Suffice to say, while Love clearly assumes it is being profound, audacious, and heartfelt, The Exquisite Corpus sees the humor and perversion inherent in filming sex—not to mention turning sex or the reason why people are having sex into a story—and dives deep into this world, capturing at once its ridiculousness and the visceral effect it can have, the verve and tantalization it can contain. Tscherkassky is not so much highlighting and excerpting precious bits of soft-core like Godard might quote a lovely gesture from an old film, but rather The Exquisite Corpus pulls at, provokes, and challenges the material these choice moments are made of—quite literally—and finds in their material the ability to express something akin to a super-condensed, supercharged version of their original purpose, all without betraying their woe-begotten cultural value. Suffice to say, I exited the theatre and left Cannes with my faith in sex films restored.
Night Award / Signes de Nuit Bangkok / Jury-statement (Award)
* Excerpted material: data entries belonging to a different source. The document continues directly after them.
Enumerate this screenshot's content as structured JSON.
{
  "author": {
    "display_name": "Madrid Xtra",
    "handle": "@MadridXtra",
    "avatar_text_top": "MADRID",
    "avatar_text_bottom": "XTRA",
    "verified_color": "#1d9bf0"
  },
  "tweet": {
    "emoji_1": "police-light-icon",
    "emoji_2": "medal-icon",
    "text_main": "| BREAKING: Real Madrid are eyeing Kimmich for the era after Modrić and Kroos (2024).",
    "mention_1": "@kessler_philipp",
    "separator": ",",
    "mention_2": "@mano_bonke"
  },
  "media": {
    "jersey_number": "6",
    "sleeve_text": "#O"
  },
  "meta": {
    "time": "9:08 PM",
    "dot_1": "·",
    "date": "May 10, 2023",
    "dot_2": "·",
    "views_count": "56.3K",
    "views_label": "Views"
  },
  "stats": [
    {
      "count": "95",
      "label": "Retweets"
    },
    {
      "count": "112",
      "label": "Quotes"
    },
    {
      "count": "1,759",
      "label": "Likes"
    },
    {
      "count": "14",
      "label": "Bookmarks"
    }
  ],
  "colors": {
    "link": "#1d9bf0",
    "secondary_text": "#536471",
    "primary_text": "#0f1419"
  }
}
The Night Award honors films, which are able to balance ambiguity and complexity characterized by enigmatic mysteriousness and subtleness, which keeps mind and consideration moving.
Jury Statement :
Introduced as an obscene, amoral, shamelessly self-exposed, only except that it had been done since the year of donkey, Tscherkassky´s latest (and finest) piece of collage as a compilation and accumulation of archival of pornography that secretly and privately screened (more or less presumably) in the forties, otherwise modifies and materialisation to the term "underground cinema", since those obliged to be exclusively exhibited in private space. The real valueless of pornographic adult movies, beside the functions in serving sexual male fantasy, but a fulfillment in manifest our rights of freedom even in our private space, once it´d been regarded as pervert,in our times, those rediscovery of vintage archival of adult movies not only becomes a history, but a fine material to be represented as experimental film. Tscherkassky uses the same techniques that fashionable in the era of avant-gardist experimentalism that tempting
us almost to believe if it had been done by any of those
contemporaries of Man Ray, or Marcel Duchamps.
Night Award / Signes de Nuit Bangkok / Jury-statement